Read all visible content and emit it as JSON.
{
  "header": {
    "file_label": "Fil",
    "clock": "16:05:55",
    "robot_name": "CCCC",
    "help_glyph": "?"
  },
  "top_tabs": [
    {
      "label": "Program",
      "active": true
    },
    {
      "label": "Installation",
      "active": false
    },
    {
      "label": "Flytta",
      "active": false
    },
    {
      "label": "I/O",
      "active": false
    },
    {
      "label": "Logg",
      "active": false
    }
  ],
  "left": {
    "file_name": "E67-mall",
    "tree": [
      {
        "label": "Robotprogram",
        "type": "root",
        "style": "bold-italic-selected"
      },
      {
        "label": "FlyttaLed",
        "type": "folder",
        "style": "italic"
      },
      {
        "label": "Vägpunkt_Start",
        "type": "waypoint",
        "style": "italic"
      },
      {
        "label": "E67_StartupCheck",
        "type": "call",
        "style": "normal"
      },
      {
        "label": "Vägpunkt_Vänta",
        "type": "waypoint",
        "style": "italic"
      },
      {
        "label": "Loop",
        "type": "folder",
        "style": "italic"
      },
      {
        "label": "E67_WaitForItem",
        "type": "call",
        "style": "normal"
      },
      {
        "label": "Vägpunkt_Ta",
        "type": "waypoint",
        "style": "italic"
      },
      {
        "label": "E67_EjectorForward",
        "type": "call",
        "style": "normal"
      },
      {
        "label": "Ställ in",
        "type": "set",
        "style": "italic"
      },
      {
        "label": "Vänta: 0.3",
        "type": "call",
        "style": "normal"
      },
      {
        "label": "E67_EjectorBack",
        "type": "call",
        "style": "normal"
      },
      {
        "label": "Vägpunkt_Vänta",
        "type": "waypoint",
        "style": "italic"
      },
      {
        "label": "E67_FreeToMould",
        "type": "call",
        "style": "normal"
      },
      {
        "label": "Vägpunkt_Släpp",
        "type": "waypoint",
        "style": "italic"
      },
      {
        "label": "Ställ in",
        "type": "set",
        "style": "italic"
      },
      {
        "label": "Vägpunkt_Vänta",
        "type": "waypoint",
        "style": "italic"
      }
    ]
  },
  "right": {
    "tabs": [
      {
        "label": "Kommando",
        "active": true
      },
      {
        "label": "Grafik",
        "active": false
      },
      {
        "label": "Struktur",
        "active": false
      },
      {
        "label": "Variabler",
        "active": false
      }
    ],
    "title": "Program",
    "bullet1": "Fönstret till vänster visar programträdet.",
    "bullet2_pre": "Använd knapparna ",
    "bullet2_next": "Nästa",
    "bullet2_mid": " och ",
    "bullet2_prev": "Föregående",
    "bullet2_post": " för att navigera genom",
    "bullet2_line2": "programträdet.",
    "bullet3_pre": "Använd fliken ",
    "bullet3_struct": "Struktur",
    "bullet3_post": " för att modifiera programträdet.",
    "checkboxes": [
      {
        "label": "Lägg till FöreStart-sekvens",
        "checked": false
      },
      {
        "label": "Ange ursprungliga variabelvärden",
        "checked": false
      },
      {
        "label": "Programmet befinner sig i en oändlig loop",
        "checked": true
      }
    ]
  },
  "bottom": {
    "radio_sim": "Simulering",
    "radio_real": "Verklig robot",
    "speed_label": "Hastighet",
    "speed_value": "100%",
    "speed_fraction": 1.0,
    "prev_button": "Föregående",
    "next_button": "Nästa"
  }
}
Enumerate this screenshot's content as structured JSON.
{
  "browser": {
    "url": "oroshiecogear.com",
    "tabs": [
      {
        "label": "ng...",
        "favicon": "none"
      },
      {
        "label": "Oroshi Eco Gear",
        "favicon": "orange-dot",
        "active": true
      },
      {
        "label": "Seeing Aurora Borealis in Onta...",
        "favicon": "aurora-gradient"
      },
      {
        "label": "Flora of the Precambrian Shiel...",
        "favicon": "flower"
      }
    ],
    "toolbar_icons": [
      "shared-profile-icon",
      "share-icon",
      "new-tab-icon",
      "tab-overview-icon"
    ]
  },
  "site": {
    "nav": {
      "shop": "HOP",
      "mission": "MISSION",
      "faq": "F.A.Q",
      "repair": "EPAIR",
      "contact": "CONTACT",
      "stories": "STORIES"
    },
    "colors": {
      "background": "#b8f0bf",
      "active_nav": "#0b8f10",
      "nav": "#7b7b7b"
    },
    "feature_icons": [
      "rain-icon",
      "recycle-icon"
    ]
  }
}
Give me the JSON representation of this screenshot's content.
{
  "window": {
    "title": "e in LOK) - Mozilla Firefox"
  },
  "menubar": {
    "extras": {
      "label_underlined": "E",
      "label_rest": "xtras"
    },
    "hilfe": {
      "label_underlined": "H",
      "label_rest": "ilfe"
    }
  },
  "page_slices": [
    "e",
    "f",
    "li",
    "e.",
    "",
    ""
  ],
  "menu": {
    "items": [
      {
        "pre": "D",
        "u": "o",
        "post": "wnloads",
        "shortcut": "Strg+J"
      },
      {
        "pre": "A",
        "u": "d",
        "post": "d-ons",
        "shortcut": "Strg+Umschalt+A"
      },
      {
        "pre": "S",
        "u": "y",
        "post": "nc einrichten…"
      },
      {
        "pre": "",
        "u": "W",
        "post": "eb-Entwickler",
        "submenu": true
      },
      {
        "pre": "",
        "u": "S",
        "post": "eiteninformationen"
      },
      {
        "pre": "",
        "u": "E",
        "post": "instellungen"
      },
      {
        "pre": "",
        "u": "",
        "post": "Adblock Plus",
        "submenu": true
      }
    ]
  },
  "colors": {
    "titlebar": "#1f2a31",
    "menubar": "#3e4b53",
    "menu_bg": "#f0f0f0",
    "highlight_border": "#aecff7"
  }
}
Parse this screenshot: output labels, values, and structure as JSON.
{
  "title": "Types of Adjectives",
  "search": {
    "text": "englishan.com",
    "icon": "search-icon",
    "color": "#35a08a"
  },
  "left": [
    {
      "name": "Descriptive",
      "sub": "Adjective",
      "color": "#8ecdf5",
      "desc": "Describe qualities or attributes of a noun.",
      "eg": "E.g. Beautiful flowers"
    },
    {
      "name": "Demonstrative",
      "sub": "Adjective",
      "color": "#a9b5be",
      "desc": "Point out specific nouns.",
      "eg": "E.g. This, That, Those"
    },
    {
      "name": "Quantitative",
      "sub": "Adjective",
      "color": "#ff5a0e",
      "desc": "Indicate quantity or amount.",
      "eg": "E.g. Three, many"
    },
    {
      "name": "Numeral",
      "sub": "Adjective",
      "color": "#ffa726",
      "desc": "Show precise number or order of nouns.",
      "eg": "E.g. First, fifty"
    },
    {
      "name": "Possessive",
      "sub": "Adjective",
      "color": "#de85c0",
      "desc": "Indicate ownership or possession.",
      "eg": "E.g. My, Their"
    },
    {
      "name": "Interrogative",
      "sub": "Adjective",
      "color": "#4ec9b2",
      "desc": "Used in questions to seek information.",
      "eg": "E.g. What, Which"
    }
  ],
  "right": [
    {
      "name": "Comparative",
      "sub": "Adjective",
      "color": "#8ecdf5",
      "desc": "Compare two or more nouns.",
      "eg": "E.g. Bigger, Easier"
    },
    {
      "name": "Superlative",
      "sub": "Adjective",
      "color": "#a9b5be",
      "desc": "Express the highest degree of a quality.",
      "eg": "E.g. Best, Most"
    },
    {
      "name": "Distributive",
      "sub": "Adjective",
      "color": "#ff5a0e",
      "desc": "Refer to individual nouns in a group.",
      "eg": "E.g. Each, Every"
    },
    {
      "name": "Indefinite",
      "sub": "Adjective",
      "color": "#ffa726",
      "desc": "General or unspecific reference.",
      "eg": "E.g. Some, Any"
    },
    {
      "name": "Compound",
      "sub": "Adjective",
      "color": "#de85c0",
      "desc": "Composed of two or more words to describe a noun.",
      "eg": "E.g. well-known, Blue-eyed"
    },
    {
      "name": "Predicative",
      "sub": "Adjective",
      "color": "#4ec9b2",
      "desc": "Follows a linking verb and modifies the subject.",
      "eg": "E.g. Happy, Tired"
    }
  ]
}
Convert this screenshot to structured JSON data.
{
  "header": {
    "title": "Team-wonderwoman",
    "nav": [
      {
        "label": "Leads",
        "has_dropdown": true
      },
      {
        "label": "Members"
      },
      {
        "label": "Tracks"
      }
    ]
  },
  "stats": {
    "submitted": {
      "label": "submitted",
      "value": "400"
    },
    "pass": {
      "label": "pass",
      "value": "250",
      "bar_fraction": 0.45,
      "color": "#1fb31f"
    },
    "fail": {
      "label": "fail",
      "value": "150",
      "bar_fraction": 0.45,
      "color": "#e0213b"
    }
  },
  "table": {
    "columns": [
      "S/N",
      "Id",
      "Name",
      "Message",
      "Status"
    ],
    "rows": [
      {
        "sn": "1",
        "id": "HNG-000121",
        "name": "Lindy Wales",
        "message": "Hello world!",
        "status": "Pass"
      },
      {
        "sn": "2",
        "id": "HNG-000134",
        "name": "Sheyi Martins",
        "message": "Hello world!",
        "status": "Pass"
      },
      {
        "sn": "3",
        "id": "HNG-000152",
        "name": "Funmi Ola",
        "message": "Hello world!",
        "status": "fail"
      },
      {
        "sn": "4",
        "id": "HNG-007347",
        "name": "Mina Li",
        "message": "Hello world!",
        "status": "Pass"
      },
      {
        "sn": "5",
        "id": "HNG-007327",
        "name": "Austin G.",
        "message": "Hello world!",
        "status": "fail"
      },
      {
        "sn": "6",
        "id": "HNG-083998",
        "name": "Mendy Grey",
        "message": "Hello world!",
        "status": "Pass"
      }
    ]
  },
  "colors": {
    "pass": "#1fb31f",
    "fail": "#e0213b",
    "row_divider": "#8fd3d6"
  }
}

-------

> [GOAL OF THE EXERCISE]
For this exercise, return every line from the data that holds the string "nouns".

> [ANSWER TO THIS EXERCISE]
      "desc": "Point out specific nouns.",
      "desc": "Show precise number or order of nouns.",
      "desc": "Compare two or more nouns.",
      "desc": "Refer to individual nouns in a group.",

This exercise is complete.